Friday, September 02, 2016

Poetry Friday: Bathtime

One day in seventh grade this week, in connection with our reading of Behind the Mountains, by Edwidge Danticat, my students were sharing family traditions.  It was a sweet discussion.  One student, whom I had seen crying earlier that week over family issues, talked about a beautiful memory that took my breath away.

As parents, we hope those happy memories outweigh the sad ones in our kids' lives.  All families have plenty of both kinds.  As I think about my own family, I realize that the ordinary everyday moments are often the happiest ones.

In eighth grade this week, we read Naomi Shihab Nye's poem "Valentine for Ernest Mann."  (You can read it here.)  It contains the words: "Poems hide."  I told the class to look around in their lives for places where poems hide, and to illustrate, I pulled up my own list on my laptop and projected it on the screen.  I started the list a few years ago, and had forgotten that one of the first things on it is my son's baby bath, a large blue washtub.  That baby son is now an eighth grader, and he was in that very class that morning.  He was embarrassed, and I quickly took down the list, but it got me thinking.

The combination of both those class discussions resulted in this poem last night.  My son didn't want me to read it to his class, but he gave his permission to post it here.  Hope you enjoy it.


When my son was a baby,
Every morning I would fill up a royal blue washtub
And set it out in the sun.
By noon it would be so hot
I’d have to add cold water to it.
I’d carry him outside and give him a bath.
Oh, we’d have splashy fun together
And then I’d towel him dry
And then nurse him to sleep,
Smelling his still-damp, fragrant head.

So many joyful gifts I didn’t have to deserve:
The tropical sun, free for the taking;
The water, saved from the rain
Or bought in trucks 3,000 gallons at a time
And stored in the cistern,
But as much as I really needed.
Best of all, that little blond boy
Who loved me so much,
So much that he would grin and grin
Until it seemed he would burst like a soap bubble
Every afternoon when I went to get him up from his nap.

Ruth, from

Here's today's roundup.


Tabatha said...

How generous of your son to let you share the poem with us! He sounds delightful, then and now.
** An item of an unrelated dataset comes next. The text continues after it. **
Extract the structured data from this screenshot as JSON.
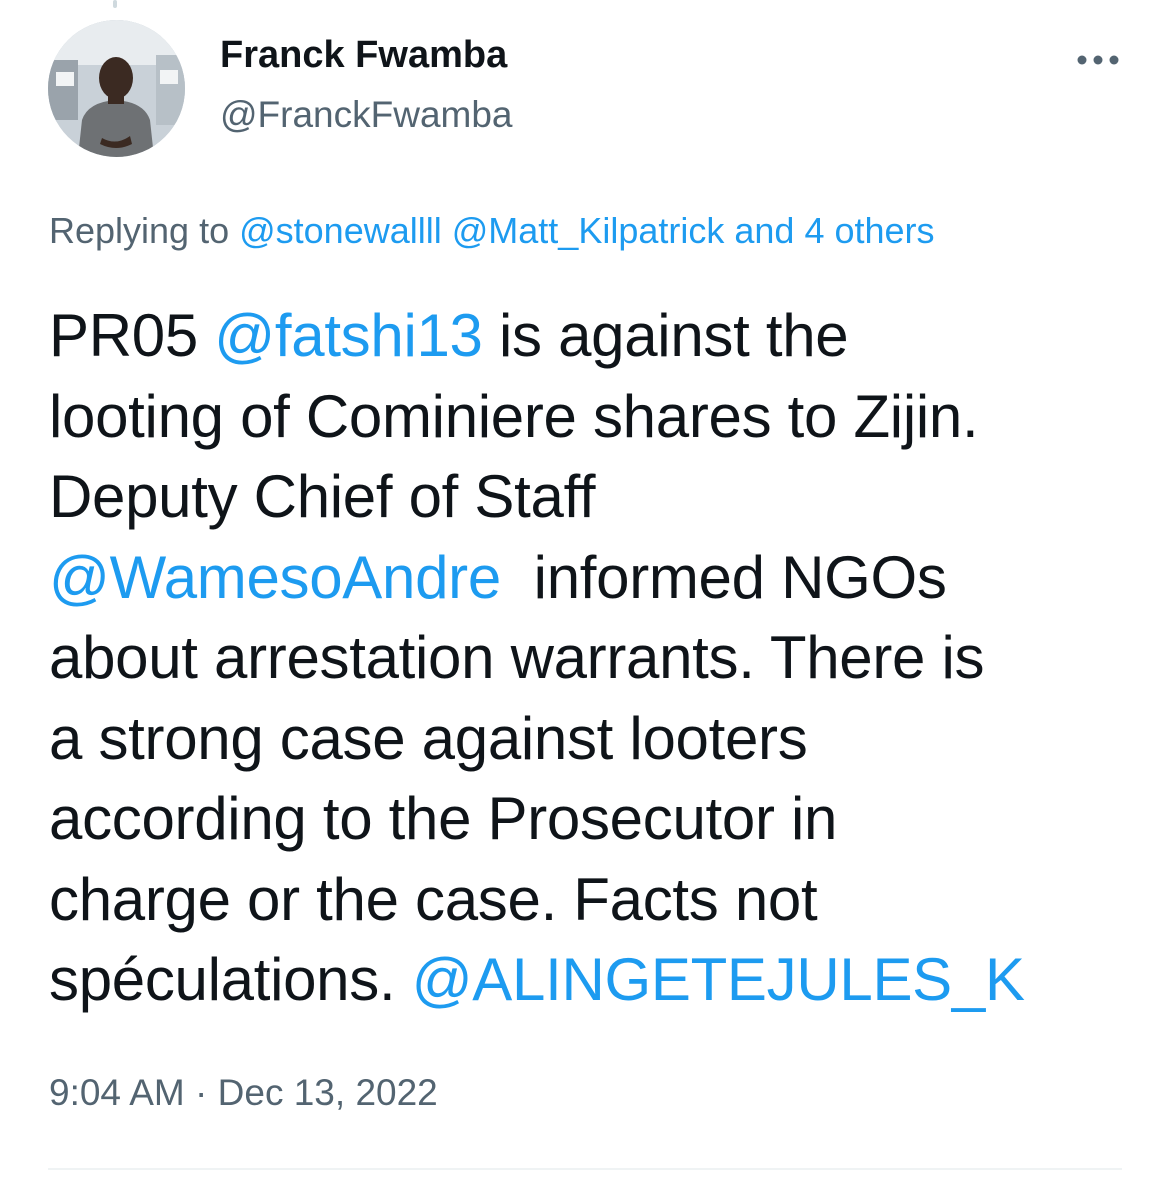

I love that sun, free for the taking, and the soap bubble joy.

SW said...

Lovely poem! You are a great mom!

Penny Parker Klostermann said...

What a joyful poem. The last four lines bring back memories of my son and his smile :-)

Linda B said...

Yes, those small things are what we love, Ruth. What a sweet memory, and I can understand why your son wouldn't wish it to be shared in class. It must be fun to have him in your class. I had my mom for 5th & 6th grade & did enjoy it, although I remember the challenge of what to call her! Love "Until it seemed he would burst like a soap bubble".

Brenda Harsham said...

What a sweet poem, I can almost smell the soap. My kids loved their baths, too.

Violet Nesdoly said...

So nice to read a poem by you, Ruth!

Love this bit especially:
"... that little blond boy
Who loved me so much,
So much that he would grin and grin
Until it seemed he would burst like a soap bubble."

Carie Maria Bowen said...

Love this. I miss my little blonde, blue-eyed baby boy. He's now my strapping, nearly 16 year old, green eyed young man.

Michelle Heidenrich Barnes said...

Gorgeous, Ruth! You capture the love of a mother so well. Thanks for bringing back some of my own treasured memories.

Buffy Silverman said...

Oh this is lovely--glad your son let you share it. And good luck with having him as a student. My husband's mom was his eighth grade English teacher (and from the stories he tells he was not his usual agreeable self in her class!)

Irene Latham said...

What a brave, generous son to allow this community a peek into such a tender moment between mother and son... bursting soap bubble indeed! Poems DO hide, don't they, and they seem to want to be found. I'm so glad you found this one, Ruth. xo

Mary Lee said...

What sweet memories!

And also -- the power of those seed ideas! You just never know when a poem will be ready to sprout from one!

Bridget Magee said...

Thank you to your son for allowing you to share this sweet memory. Love the lines:
"he would grin and grin
Until it seemed he would burst like a soap bubble" - the power of the maternal bond.
Thank you for finding this hidden poem and sharing it with us, Ruth. =)